## Task description
When you write out the entries, keep every line exactly as it appears.

## Given records

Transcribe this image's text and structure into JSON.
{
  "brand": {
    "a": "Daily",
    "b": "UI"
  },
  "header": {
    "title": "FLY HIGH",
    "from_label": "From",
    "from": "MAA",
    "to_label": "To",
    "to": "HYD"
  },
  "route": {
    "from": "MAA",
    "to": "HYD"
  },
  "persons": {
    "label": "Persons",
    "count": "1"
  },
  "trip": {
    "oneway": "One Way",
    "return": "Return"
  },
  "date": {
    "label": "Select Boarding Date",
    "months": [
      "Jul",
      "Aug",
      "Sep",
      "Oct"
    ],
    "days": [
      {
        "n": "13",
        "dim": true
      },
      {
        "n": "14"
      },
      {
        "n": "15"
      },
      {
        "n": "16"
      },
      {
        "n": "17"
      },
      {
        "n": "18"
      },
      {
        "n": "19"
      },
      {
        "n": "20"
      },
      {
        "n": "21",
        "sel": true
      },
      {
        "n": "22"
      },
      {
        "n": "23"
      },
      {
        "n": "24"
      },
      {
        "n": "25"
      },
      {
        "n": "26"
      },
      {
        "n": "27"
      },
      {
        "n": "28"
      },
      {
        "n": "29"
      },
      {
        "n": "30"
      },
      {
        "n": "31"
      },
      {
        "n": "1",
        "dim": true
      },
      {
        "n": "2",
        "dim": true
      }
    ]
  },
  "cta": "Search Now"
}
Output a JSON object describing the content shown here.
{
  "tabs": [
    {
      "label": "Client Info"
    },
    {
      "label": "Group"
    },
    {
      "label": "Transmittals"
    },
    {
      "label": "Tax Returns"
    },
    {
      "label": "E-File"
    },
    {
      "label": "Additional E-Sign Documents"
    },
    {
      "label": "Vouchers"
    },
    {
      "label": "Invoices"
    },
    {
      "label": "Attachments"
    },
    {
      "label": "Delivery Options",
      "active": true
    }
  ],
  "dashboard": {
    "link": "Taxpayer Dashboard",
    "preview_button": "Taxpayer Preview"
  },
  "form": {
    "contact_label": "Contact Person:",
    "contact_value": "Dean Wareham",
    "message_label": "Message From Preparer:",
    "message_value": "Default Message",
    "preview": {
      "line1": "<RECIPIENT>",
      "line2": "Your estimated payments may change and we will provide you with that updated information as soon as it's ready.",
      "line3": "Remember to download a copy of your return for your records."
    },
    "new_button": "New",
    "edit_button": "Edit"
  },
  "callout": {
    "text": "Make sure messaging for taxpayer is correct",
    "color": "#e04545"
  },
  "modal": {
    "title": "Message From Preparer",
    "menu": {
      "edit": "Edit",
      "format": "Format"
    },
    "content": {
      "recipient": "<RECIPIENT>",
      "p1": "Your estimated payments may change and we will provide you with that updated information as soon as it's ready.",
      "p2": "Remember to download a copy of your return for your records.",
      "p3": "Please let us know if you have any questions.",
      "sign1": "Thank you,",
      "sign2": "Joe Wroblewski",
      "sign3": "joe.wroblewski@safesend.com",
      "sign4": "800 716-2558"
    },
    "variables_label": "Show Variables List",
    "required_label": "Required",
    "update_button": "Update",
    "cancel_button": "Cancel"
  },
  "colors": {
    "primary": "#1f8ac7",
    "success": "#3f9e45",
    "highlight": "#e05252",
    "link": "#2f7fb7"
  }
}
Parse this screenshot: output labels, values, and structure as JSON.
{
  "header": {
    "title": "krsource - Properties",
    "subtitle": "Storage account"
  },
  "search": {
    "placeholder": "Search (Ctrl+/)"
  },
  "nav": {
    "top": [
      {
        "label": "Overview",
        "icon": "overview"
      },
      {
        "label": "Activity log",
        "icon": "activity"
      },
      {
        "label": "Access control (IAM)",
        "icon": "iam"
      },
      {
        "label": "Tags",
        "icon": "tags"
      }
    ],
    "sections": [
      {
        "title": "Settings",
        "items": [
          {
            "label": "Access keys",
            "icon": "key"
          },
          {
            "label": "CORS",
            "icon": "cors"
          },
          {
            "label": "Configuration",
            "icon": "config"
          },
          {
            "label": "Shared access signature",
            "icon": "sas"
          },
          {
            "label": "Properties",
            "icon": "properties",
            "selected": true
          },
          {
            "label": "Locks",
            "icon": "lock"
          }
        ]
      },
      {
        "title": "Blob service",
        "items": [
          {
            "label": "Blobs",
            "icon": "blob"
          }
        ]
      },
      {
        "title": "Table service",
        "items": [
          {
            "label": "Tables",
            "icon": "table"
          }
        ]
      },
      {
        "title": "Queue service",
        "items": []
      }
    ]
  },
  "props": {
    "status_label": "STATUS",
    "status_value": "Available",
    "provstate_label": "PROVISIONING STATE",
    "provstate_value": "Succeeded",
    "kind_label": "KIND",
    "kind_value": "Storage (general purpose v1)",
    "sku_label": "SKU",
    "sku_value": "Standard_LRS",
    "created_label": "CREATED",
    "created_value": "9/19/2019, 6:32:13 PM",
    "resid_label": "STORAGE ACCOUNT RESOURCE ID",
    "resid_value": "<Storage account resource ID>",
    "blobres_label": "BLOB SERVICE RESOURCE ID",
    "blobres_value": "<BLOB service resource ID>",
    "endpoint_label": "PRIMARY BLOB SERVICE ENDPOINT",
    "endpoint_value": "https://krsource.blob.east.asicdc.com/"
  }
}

## Written answer
Transcribe this image's text and structure into JSON.
{
  "brand": {
    "a": "Daily",
    "b": "UI"
  },
  "header": {
    "title": "FLY HIGH",
    "from_label": "From",
    "from": "MAA",
    "to_label": "To",
    "to": "HYD"
  },
  "route": {
    "from": "MAA",
    "to": "HYD"
  },
  "persons": {
    "label": "Persons",
    "count": "1"
  },
  "trip": {
    "oneway": "One Way",
    "return": "Return"
  },
  "date": {
    "label": "Select Boarding Date",
    "months": [
      "Jul",
      "Aug",
      "Sep",
      "Oct"
    ],
    "days": [
      {
        "n": "13",
        "dim": true
      },
      {
        "n": "14"
      },
      {
        "n": "15"
      },
      {
        "n": "16"
      },
      {
        "n": "17"
      },
      {
        "n": "18"
      },
      {
        "n": "19"
      },
      {
        "n": "20"
      },
      {
        "n": "21",
        "sel": true
      },
      {
        "n": "22"
      },
      {
        "n": "23"
      },
      {
        "n": "24"
      },
      {
        "n": "25"
      },
      {
        "n": "26"
      },
      {
        "n": "27"
      },
      {
        "n": "28"
      },
      {
        "n": "29"
      },
      {
        "n": "30"
      },
      {
        "n": "31"
      },
      {
        "n": "1",
        "dim": true
      },
      {
        "n": "2",
        "dim": true
      }
    ]
  },
  "cta": "Search Now"
}
Output a JSON object describing the content shown here.
{
  "tabs": [
    {
      "label": "Client Info"
    },
    {
      "label": "Group"
    },
    {
      "label": "Transmittals"
    },
    {
      "label": "Tax Returns"
    },
    {
      "label": "E-File"
    },
    {
      "label": "Additional E-Sign Documents"
    },
    {
      "label": "Vouchers"
    },
    {
      "label": "Invoices"
    },
    {
      "label": "Attachments"
    },
    {
      "label": "Delivery Options",
      "active": true
    }
  ],
  "dashboard": {
    "link": "Taxpayer Dashboard",
    "preview_button": "Taxpayer Preview"
  },
  "form": {
    "contact_label": "Contact Person:",
    "contact_value": "Dean Wareham",
    "message_label": "Message From Preparer:",
    "message_value": "Default Message",
    "preview": {
      "line1": "<RECIPIENT>",
      "line2": "Your estimated payments may change and we will provide you with that updated information as soon as it's ready.",
      "line3": "Remember to download a copy of your return for your records."
    },
    "new_button": "New",
    "edit_button": "Edit"
  },
  "callout": {
    "text": "Make sure messaging for taxpayer is correct",
    "color": "#e04545"
  },
  "modal": {
    "title": "Message From Preparer",
    "menu": {
      "edit": "Edit",
      "format": "Format"
    },
    "content": {
      "recipient": "<RECIPIENT>",
      "p1": "Your estimated payments may change and we will provide you with that updated information as soon as it's ready.",
      "p2": "Remember to download a copy of your return for your records.",
      "p3": "Please let us know if you have any questions.",
      "sign1": "Thank you,",
      "sign2": "Joe Wroblewski",
      "sign3": "joe.wroblewski@safesend.com",
      "sign4": "800 716-2558"
    },
    "variables_label": "Show Variables List",
    "required_label": "Required",
    "update_button": "Update",
    "cancel_button": "Cancel"
  },
  "colors": {
    "primary": "#1f8ac7",
    "success": "#3f9e45",
    "highlight": "#e05252",
    "link": "#2f7fb7"
  }
}
Parse this screenshot: output labels, values, and structure as JSON.
{
  "header": {
    "title": "krsource - Properties",
    "subtitle": "Storage account"
  },
  "search": {
    "placeholder": "Search (Ctrl+/)"
  },
  "nav": {
    "top": [
      {
        "label": "Overview",
        "icon": "overview"
      },
      {
        "label": "Activity log",
        "icon": "activity"
      },
      {
        "label": "Access control (IAM)",
        "icon": "iam"
      },
      {
        "label": "Tags",
        "icon": "tags"
      }
    ],
    "sections": [
      {
        "title": "Settings",
        "items": [
          {
            "label": "Access keys",
            "icon": "key"
          },
          {
            "label": "CORS",
            "icon": "cors"
          },
          {
            "label": "Configuration",
            "icon": "config"
          },
          {
            "label": "Shared access signature",
            "icon": "sas"
          },
          {
            "label": "Properties",
            "icon": "properties",
            "selected": true
          },
          {
            "label": "Locks",
            "icon": "lock"
          }
        ]
      },
      {
        "title": "Blob service",
        "items": [
          {
            "label": "Blobs",
            "icon": "blob"
          }
        ]
      },
      {
        "title": "Table service",
        "items": [
          {
            "label": "Tables",
            "icon": "table"
          }
        ]
      },
      {
        "title": "Queue service",
        "items": []
      }
    ]
  },
  "props": {
    "status_label": "STATUS",
    "status_value": "Available",
    "provstate_label": "PROVISIONING STATE",
    "provstate_value": "Succeeded",
    "kind_label": "KIND",
    "kind_value": "Storage (general purpose v1)",
    "sku_label": "SKU",
    "sku_value": "Standard_LRS",
    "created_label": "CREATED",
    "created_value": "9/19/2019, 6:32:13 PM",
    "resid_label": "STORAGE ACCOUNT RESOURCE ID",
    "resid_value": "<Storage account resource ID>",
    "blobres_label": "BLOB SERVICE RESOURCE ID",
    "blobres_value": "<BLOB service resource ID>",
    "endpoint_label": "PRIMARY BLOB SERVICE ENDPOINT",
    "endpoint_value": "https://krsource.blob.east.asicdc.com/"
  }
}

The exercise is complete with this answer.